“It affected victims from all around Australia,” she told the court.
Ms Doolan said Davenport had shown a “blatant and grossly dishonest disregard for the law” as he had become the director of WTS despite being banned by the Perth District Court where he was sentenced to jail for fraud in 2004.
Davenport had allegedly forged documents from financial institutions including the World Bank and International Monetary Fund to convince investors to put money into WTS, Ms Doolan told the court.
He had been arrested last February for allegedly passing dud cheques and was due to face court tomorrow on those charges.
Ms Doolan said police believed Davenport would try to return to his native United Kingdom despite his passport being seized.
Defence solicitor Grant Spedding said his client “like everyone else, is entitled to the presumption of innocence”.
Mr Spedding said Davenport had been under investigation for 11 months and, had he intended to, would have absconded before now rather than waiting around “like a kangaroo in the headlights”.
“There is simply no reason that he would … abscond,” Mr Spedding said.
Magistrate George Wilkie said he was satisfied there was a strong case against Davenport and that he was an unacceptable risk of re-offending “and especially (of) failing to appear”.

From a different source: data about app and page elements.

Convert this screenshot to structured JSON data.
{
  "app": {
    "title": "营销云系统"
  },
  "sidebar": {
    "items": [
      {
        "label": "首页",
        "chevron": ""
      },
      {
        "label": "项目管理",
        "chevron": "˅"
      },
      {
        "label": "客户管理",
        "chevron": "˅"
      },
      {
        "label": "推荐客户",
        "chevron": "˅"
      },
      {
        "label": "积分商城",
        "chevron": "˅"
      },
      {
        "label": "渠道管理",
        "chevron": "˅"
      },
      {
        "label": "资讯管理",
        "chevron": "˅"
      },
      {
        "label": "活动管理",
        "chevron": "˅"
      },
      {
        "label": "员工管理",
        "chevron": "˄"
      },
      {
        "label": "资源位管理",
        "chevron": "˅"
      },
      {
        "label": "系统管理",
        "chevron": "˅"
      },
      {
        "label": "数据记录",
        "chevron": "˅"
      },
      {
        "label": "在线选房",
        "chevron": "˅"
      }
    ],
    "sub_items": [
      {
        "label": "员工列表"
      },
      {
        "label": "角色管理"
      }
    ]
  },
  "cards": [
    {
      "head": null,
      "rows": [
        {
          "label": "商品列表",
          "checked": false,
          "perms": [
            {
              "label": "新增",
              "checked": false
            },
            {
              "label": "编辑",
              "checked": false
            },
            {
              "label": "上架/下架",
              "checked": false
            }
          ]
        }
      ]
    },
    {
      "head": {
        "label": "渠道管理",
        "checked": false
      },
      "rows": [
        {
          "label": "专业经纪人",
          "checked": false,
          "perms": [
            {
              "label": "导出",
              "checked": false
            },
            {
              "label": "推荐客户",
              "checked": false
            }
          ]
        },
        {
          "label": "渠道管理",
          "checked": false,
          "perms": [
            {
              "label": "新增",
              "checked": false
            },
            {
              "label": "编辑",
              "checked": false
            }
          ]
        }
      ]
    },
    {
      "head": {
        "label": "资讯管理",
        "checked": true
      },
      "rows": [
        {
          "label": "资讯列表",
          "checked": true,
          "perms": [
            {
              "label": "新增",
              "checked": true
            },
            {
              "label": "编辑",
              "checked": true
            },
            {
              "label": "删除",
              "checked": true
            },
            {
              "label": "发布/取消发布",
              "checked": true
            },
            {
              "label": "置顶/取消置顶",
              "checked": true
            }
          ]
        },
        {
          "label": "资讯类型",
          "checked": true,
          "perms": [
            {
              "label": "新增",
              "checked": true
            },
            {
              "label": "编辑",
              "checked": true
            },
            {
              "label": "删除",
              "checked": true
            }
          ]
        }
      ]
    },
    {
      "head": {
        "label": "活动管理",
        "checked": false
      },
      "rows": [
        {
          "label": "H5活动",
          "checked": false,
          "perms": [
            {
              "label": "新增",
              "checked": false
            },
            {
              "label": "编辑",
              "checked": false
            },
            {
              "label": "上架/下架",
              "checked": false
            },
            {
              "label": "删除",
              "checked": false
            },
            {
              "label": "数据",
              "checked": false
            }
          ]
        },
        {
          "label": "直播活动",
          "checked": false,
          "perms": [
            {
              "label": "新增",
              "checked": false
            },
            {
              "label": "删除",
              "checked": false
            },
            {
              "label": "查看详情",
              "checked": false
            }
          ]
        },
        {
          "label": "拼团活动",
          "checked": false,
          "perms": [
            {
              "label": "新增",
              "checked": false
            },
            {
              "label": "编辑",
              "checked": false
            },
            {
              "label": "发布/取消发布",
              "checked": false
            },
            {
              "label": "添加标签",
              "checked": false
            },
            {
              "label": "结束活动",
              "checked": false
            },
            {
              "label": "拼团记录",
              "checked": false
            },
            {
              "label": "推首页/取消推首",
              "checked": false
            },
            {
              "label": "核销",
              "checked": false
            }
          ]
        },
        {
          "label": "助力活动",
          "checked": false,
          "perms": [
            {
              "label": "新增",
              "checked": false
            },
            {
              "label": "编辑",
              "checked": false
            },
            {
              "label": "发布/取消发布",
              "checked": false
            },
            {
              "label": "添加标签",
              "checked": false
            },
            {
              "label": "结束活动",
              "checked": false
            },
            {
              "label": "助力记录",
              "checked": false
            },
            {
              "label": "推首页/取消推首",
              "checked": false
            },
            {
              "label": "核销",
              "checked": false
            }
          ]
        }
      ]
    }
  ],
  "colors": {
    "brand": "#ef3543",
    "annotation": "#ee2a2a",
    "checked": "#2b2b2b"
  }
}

He remanded him in custody until his next court appearance on February 26.
“All I know is a lot of people out there are hurting – they’ve lost their money and they’ll never get it back,” he said.
S ports Trading
We know Harry is not afraid to deliver death threats to scammed investors. In this case scammed investors deliver death threats to Alan Davenport.
ACCC Sports investment scams
A Current Affair. Sports arbitrage. Cold call crooks
Media Release March 2010 Sports arbitrage is not a safe bet.
A Current Affair news story on arbitrage trading con.
Harry Omeros phone call July 2009. Harry denies offering a trading guarantee for Data S customers and then refuses to talk.
Harry Omeros phone call May 2009. Harry makes comments on his trading guarantee. ( Harry never called back )
Harry Omeros phone call April 2009. Attempting to explain what went wrong with Data S Trading. This is typical of the response you get from being scammed. You blame everyone else for your failings. Listen to how quickly Omeros washes over the fact that you have been scammed your 20k.
Harry Omeros phone call Jan 2010 just after he was bailed up at Nandos Southport by Today Tonight film crew.
Harry Omeros phone call April 2010. Harry blames everyone else for his scamming. Harry states he has contacted the police and made a report to them about being scammed by his own employees.
Rob Morgan conversation March 2009. Rob attempts to explain what went wrong with arbitrage trading.
Harry Omeros phone call Jan 2009. Answered by Brian after 16 faxes to Harrys office. Brian advises that Harry is honouring his trading guarantees. ( no known to be absolute rubbish ) Needless to say Brian never called me back.
Harry Omeros phone recording March 2009 attempting to explain what went wrong with Data S Trading.
One of four men charged over a multi-million dollar on-line sports betting scam has applied for bail in a court on the Gold Coast in south-east Queensland.
Alan Davenport, 57, is facing ten charges including aggravated fraud for his alleged involvement in the scheme.
Police say Davenport was a director of a company which convinced more than 600 Australians to invest more than $10 million on sports betting.
The hearing at the Southport magistrates court is continuing.
Original Article – By Russell Varley
Harry Omeros phone call to his office. April 2009
Harry Omeros Phone call March 2009.
Harry Omeros phone call March 2009. Harry is attempting to explain what went wrong. As usual he blames everybody but himself.
Harry Omeros phone call March 2010. Harry delivers a death threat after scamming 20k from investors. This is the ” GOTCHA ” moment. After 2 years of calls he finally admits that he scammed me. Omeros ALWAYS blames others for the money going missing. This admission by Omeros will come back to haunt him again and again. It will also play a big part in his immenant arrest. I can’t believe he said to publish his threats on the internet.